▶ **Recorded data**
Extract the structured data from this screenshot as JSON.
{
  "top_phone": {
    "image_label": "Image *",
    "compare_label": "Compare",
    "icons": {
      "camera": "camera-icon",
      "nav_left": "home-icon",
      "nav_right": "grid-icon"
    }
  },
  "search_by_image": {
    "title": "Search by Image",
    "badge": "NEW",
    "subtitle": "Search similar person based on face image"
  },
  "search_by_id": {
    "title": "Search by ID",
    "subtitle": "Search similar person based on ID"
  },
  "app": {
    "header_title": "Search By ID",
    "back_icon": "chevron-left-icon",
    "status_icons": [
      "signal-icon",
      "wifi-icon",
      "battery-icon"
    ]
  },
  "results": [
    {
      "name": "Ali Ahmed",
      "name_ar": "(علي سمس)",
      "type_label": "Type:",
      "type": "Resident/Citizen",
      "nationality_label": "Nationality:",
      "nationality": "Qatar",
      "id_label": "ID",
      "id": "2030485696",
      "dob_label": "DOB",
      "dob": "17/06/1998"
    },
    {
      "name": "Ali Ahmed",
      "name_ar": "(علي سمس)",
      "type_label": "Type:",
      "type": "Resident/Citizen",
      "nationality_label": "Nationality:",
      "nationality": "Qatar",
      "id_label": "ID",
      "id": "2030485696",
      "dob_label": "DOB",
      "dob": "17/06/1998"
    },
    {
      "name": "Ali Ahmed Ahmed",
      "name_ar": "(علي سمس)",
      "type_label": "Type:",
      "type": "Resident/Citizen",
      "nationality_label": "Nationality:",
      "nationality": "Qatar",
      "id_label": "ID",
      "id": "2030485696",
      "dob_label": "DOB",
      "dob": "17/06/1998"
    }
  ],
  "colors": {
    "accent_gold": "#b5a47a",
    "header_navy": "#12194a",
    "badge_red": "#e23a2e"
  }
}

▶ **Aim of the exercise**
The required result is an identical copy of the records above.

▶ **Exercise response**
Extract the structured data from this screenshot as JSON.
{
  "top_phone": {
    "image_label": "Image *",
    "compare_label": "Compare",
    "icons": {
      "camera": "camera-icon",
      "nav_left": "home-icon",
      "nav_right": "grid-icon"
    }
  },
  "search_by_image": {
    "title": "Search by Image",
    "badge": "NEW",
    "subtitle": "Search similar person based on face image"
  },
  "search_by_id": {
    "title": "Search by ID",
    "subtitle": "Search similar person based on ID"
  },
  "app": {
    "header_title": "Search By ID",
    "back_icon": "chevron-left-icon",
    "status_icons": [
      "signal-icon",
      "wifi-icon",
      "battery-icon"
    ]
  },
  "results": [
    {
      "name": "Ali Ahmed",
      "name_ar": "(علي سمس)",
      "type_label": "Type:",
      "type": "Resident/Citizen",
      "nationality_label": "Nationality:",
      "nationality": "Qatar",
      "id_label": "ID",
      "id": "2030485696",
      "dob_label": "DOB",
      "dob": "17/06/1998"
    },
    {
      "name": "Ali Ahmed",
      "name_ar": "(علي سمس)",
      "type_label": "Type:",
      "type": "Resident/Citizen",
      "nationality_label": "Nationality:",
      "nationality": "Qatar",
      "id_label": "ID",
      "id": "2030485696",
      "dob_label": "DOB",
      "dob": "17/06/1998"
    },
    {
      "name": "Ali Ahmed Ahmed",
      "name_ar": "(علي سمس)",
      "type_label": "Type:",
      "type": "Resident/Citizen",
      "nationality_label": "Nationality:",
      "nationality": "Qatar",
      "id_label": "ID",
      "id": "2030485696",
      "dob_label": "DOB",
      "dob": "17/06/1998"
    }
  ],
  "colors": {
    "accent_gold": "#b5a47a",
    "header_navy": "#12194a",
    "badge_red": "#e23a2e"
  }
}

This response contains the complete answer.